## [Records shown]
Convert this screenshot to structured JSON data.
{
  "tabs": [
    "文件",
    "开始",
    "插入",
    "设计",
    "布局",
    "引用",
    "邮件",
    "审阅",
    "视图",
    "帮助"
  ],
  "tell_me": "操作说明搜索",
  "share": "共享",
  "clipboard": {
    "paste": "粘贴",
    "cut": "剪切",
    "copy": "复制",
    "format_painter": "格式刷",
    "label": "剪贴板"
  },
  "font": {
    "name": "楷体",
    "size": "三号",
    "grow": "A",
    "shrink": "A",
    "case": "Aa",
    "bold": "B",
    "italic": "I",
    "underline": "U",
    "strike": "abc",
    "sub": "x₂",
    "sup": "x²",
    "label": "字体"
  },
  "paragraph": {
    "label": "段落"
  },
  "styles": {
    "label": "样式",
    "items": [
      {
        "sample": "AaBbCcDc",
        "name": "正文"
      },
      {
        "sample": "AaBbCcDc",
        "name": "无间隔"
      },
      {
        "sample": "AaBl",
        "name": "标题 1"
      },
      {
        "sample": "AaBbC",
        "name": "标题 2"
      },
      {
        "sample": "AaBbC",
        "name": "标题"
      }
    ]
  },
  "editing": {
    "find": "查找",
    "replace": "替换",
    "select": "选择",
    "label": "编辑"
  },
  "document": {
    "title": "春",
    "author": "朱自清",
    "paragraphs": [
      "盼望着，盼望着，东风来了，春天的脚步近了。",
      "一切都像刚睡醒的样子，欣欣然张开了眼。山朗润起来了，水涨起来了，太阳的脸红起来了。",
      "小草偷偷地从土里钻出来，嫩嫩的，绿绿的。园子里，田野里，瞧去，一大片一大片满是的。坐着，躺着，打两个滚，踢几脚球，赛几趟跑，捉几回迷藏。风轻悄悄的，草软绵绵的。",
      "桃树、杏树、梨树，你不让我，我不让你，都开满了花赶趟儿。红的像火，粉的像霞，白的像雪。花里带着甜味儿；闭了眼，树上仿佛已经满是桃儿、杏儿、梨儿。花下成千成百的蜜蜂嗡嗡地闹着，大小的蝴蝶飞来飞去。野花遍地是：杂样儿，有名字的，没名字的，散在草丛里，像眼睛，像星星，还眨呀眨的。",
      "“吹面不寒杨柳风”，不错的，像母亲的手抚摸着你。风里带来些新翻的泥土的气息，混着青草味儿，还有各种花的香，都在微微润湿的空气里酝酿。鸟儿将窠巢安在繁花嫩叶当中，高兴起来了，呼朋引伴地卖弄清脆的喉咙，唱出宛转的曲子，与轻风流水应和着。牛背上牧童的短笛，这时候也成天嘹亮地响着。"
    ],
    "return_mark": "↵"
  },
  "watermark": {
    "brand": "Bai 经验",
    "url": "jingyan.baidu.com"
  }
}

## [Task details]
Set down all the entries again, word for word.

## [Exercise response]
Convert this screenshot to structured JSON data.
{
  "tabs": [
    "文件",
    "开始",
    "插入",
    "设计",
    "布局",
    "引用",
    "邮件",
    "审阅",
    "视图",
    "帮助"
  ],
  "tell_me": "操作说明搜索",
  "share": "共享",
  "clipboard": {
    "paste": "粘贴",
    "cut": "剪切",
    "copy": "复制",
    "format_painter": "格式刷",
    "label": "剪贴板"
  },
  "font": {
    "name": "楷体",
    "size": "三号",
    "grow": "A",
    "shrink": "A",
    "case": "Aa",
    "bold": "B",
    "italic": "I",
    "underline": "U",
    "strike": "abc",
    "sub": "x₂",
    "sup": "x²",
    "label": "字体"
  },
  "paragraph": {
    "label": "段落"
  },
  "styles": {
    "label": "样式",
    "items": [
      {
        "sample": "AaBbCcDc",
        "name": "正文"
      },
      {
        "sample": "AaBbCcDc",
        "name": "无间隔"
      },
      {
        "sample": "AaBl",
        "name": "标题 1"
      },
      {
        "sample": "AaBbC",
        "name": "标题 2"
      },
      {
        "sample": "AaBbC",
        "name": "标题"
      }
    ]
  },
  "editing": {
    "find": "查找",
    "replace": "替换",
    "select": "选择",
    "label": "编辑"
  },
  "document": {
    "title": "春",
    "author": "朱自清",
    "paragraphs": [
      "盼望着，盼望着，东风来了，春天的脚步近了。",
      "一切都像刚睡醒的样子，欣欣然张开了眼。山朗润起来了，水涨起来了，太阳的脸红起来了。",
      "小草偷偷地从土里钻出来，嫩嫩的，绿绿的。园子里，田野里，瞧去，一大片一大片满是的。坐着，躺着，打两个滚，踢几脚球，赛几趟跑，捉几回迷藏。风轻悄悄的，草软绵绵的。",
      "桃树、杏树、梨树，你不让我，我不让你，都开满了花赶趟儿。红的像火，粉的像霞，白的像雪。花里带着甜味儿；闭了眼，树上仿佛已经满是桃儿、杏儿、梨儿。花下成千成百的蜜蜂嗡嗡地闹着，大小的蝴蝶飞来飞去。野花遍地是：杂样儿，有名字的，没名字的，散在草丛里，像眼睛，像星星，还眨呀眨的。",
      "“吹面不寒杨柳风”，不错的，像母亲的手抚摸着你。风里带来些新翻的泥土的气息，混着青草味儿，还有各种花的香，都在微微润湿的空气里酝酿。鸟儿将窠巢安在繁花嫩叶当中，高兴起来了，呼朋引伴地卖弄清脆的喉咙，唱出宛转的曲子，与轻风流水应和着。牛背上牧童的短笛，这时候也成天嘹亮地响着。"
    ],
    "return_mark": "↵"
  },
  "watermark": {
    "brand": "Bai 经验",
    "url": "jingyan.baidu.com"
  }
}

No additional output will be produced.